Windows PowerShell is software, and software in general will always have bugs as well as needs for new features and improvements. Microsoft has a feedback channel called Microsoft Connect where customers can report bugs and provide suggestions for feedback to their software. There is a dedicated Connect website for Windows PowerShell, connect.microsoft.com/PowerShell:
Many of the changes since Windows PowerShell 1.0 is based upon feedback from customers. To help Microsoft prioritize what is important for customers, there is a voting available for each submission:
There are also dedicated Connect programs for other Microsoft software, which you can find browsing the Connect Directory.
Personally, I have submitted 3 feature suggestions recently. While I was evaluating the new Desired State Configuration (DSC) feature in Windows PowerShell 4.0 in my lab environment, I experienced need for features which was not available they way I would like. For example, the DSC feature provides logging to Windows event logs (ETW), and I would find it very useful to be able to retrieve new items from these event logs in a PowerShell session as they arrive. You can find more information about this suggestion as well as the other two I recently submitted on the respective Connect submissions:
- A cmdlet should be available for waiting for event log entries
- Get-WinEvent should have more intuitive parameters for showing Analytic and Debug logs
- A cmdlet should be available for configuring event log properties
Using the Connect feedback channel provides you a way to possible affect new features in the product, and helps Microsoft understand what features the customers want.

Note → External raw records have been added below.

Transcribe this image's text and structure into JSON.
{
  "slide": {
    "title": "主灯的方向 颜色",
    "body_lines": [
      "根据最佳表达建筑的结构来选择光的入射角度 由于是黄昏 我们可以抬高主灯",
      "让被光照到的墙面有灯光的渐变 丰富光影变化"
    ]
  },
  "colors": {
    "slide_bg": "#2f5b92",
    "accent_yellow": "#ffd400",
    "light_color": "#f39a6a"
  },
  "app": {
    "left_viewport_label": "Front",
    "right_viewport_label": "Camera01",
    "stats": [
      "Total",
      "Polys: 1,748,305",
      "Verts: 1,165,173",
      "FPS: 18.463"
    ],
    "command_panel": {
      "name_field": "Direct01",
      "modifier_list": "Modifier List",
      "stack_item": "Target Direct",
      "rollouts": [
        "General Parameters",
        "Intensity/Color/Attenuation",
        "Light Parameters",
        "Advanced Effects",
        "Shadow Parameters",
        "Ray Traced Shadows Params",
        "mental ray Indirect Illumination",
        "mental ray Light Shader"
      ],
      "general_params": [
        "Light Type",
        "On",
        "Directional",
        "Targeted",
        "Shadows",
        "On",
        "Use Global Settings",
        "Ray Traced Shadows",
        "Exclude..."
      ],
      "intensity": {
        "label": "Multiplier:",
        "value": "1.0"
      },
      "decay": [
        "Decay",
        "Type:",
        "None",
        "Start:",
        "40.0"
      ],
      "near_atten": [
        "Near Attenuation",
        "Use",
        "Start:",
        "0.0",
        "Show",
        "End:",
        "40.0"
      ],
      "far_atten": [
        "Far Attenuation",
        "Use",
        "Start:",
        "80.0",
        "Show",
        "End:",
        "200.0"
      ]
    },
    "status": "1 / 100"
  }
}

Another feedback opportunity you should know about Windows PowerShell is regarding to the help system. Since version 3, the help system is updateable (Update-Help), which makes it possible for Microsoft to update the help files with more information as well as correcting errors on a regular basis. To report errors or suggestions for the help system, you can use the e-mail alias email@example.com. PowerShell MVP Thomas Lee has written a blog post where you can find more information.